If you’re writing for teens, how much should you worry about appropriate content? Are you allowed to write violence, and if so, how much? Sex sells, but should it sell to teenagers?
In a recent interview, young adult novelist Kathleen Hale vents: “I once read a New York Times piece that basically begged the question, ‘Where is all this violence and sex in YA fiction coming from?’ The tone of it was very much ‘Kids these days!’ … I would take it very seriously if a teenager came to me and said, ‘Your book felt inappropriate to me,’ but I’m probably not going to sweat it if someone older than that says my book is too sexy or violent for teens.”

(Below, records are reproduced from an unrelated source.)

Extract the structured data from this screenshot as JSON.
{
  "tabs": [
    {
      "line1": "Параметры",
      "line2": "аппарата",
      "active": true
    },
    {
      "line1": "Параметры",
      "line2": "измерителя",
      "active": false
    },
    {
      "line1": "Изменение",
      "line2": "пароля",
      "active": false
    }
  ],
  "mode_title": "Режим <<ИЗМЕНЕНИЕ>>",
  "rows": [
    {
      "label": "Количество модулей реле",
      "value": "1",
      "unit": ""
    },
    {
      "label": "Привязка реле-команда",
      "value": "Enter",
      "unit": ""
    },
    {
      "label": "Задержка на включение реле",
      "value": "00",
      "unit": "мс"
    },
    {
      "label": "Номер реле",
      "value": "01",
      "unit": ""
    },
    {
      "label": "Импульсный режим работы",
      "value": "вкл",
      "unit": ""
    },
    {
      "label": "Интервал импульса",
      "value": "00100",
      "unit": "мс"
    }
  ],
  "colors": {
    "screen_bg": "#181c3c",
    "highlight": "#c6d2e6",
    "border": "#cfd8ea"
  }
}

Kathleen Hale isn’t the only YA writer who doesn’t “sweat it” when she writes about sex and violence in her books: John Green makes sure his terminally ill characters in The Fault in Our Stars “do it” before they die, and Matthew Quick writes about a planned murder-suicide in Forgive Me, Leonard Peacock. And that’s just the realist work, to say nothing of The Hunger Games or the Divergent series. These are the books that sell like slices of pizza in a high school cafeteria, while the “age-appropriate” books wilt like iceberg lettuce in the salad bar.
In this class, we’ll talk about what our obligations as adult writers are to teen readers, and what the line is between writing something necessary to the story and writing something simply in poor taste. We’ll read some examples and then try our hands at writing stories for teens that deserve a PG-13 rating, or perhaps even an R. There will be both in-class writing time and in-class feedback. Please come with a laptop or a notebook.
Instructor: Annie Hartnett